The good cop, bad cop approach may work well when eliciting criminal confessions, but it was never intended for the home. You might notice it when one parent says, “Don’t tell your father [or mother]” and then modifies or subverts what the other parent said. These parents may have any number of reasons for their actions, but they are rarely asking, “Is what I am saying wise and helpful for this family?”

This theme has its variations. Perhaps one parent is known more for grace, and the other law. The basic idea here is that some parents are more permissive; others want to enforce boundaries. The good cop makes exceptions when rules are broken. The bad cop assumes that broken rules have consequences. These differences are common, and they are also a sign that important and hard work is ahead for that marriage.

After my first child was born, I felt the weight of being a parent, though in a good way. I wanted to learn and grow into being a truly good father to my daughter. To that end, I asked an older woman who had a good marriage and a fine, unified family for her secret. Her advice was simple: “I tell my children that their father is a very wise man.”

I immediately called my wife and passed on this fine advice. We laughed because we understood, of course, that the principle goes both ways. The book of Proverbs picks it up. “Her children rise up and call her blessed; her husband also, and he praises her” (Prov 31:28). A wise parent publicly blesses the other spouse. With the exception of surprise parties or Christmas gifts, a secret between a parent and child that excludes the other parent violates the oneness of marriage prescribed by Scripture and demeans the other spouse.

This marital disunity has consequences. I am watching children, now twenty and thirty years old, express continuing contempt for the more restrictive, bad cop parent. I am also watching the “don’t tell your father [mother]” parents confess their sins in both parenting and marriage to these children. But even with such repentance, I have seen adult children remain hardened against the more restrictive parent.

There is some good cop, bad cop dynamic in most marriages. Parents will disagree on how much time children should be able to spend online, what children do with their friends, and the consequences for disrespect and disobedience. Wise parents prize unity in their marriages, and when they are at odds over how to parent, they are determined to pray and work through those differences rather than simply resign themselves to impasse and look for other ways to implement their ideas.

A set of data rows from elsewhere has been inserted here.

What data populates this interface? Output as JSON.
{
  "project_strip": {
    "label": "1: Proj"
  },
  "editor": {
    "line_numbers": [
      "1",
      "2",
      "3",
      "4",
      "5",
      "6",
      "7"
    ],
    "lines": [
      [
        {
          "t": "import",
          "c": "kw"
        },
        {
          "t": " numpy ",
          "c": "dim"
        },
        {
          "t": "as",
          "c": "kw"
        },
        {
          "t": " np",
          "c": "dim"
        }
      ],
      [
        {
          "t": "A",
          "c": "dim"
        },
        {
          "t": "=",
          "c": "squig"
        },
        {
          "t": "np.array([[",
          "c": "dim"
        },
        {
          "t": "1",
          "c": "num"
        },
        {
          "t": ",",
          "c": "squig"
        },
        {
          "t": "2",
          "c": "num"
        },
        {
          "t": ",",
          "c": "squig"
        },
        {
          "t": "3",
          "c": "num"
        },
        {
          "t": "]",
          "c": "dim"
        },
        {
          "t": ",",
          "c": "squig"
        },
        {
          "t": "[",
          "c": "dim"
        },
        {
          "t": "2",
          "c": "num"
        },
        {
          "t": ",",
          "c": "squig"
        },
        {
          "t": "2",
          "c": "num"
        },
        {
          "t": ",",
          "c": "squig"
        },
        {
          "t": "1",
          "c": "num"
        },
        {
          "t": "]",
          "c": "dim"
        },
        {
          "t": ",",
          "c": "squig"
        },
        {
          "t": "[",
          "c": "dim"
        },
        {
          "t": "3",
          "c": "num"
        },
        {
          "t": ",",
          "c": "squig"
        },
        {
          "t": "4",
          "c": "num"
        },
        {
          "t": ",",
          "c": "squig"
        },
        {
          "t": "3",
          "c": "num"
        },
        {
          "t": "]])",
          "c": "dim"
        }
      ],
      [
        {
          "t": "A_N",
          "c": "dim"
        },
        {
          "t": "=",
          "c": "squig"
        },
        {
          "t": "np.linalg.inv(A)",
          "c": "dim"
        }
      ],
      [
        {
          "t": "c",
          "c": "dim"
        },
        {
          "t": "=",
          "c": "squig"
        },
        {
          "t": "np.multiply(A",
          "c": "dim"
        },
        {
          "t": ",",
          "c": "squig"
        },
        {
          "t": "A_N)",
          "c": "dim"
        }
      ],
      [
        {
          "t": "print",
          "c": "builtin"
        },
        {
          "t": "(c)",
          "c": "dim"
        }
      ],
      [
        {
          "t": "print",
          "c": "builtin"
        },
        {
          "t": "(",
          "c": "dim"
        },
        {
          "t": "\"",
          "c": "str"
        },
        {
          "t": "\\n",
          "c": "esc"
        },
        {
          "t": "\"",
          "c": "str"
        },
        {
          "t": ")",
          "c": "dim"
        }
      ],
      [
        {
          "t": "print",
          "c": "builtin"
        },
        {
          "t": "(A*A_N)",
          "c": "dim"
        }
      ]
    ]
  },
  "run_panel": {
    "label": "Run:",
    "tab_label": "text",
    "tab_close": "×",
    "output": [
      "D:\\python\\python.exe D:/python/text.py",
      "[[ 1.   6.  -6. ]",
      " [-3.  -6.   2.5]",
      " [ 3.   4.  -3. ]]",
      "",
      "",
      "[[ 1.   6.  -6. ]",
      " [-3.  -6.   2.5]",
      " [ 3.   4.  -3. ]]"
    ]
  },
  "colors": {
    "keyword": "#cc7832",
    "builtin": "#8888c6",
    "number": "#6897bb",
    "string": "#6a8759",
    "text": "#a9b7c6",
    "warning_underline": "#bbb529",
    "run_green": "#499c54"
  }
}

Permissive parents, please beware. You can justify this as simply counterbalancing the more “rigid” spouse. That wink to a child, which says, “Talk to me later and we will work it out,” is another way of saying, “We both know that Dad [Mom] doesn’t get it, but we do.” You might have very good intentions, but you are being divisive. Even if you are trying to compensate for a parent who uses power in harmful ways, living in fear and sidestepping the problem will not benefit your family in the long run. Be courageous. Seek help.

Bad cops, please beware. Yes, you might feel tired and outnumbered. You might be working hard to keep the household from descending into chaos. But you, too, can excuse your actions. You can be prone to anger and attribute your demeaning words to the stresses of the day and children who don’t listen to a normal tone of voice. All true, but these excuses keep you from seeking help to grow in gentleness and wisdom.

Don’t be blinded by your good intentions. If you lean toward anger or being reactive, know that a wise person listens and follows a measured, careful course. You might default to power, yet your King gave up power and pursued a path of gentleness and patience with you. Perhaps you do use the law in a way that misses a child’s heart. Your laws might be worthy ones, but if they miss Christ, they push both you and your children into performance rather than dependence and prayer. You seem to be doing all the heavy lifting in the home, but anger is often the easy way out because it gets the results you want without caring for a child’s heart. Your child needs more of Jesus. You do too.

Now for the good work of humble listening to each other, seeking the Spirit’s help, discovering the path of unity, and speaking public blessings.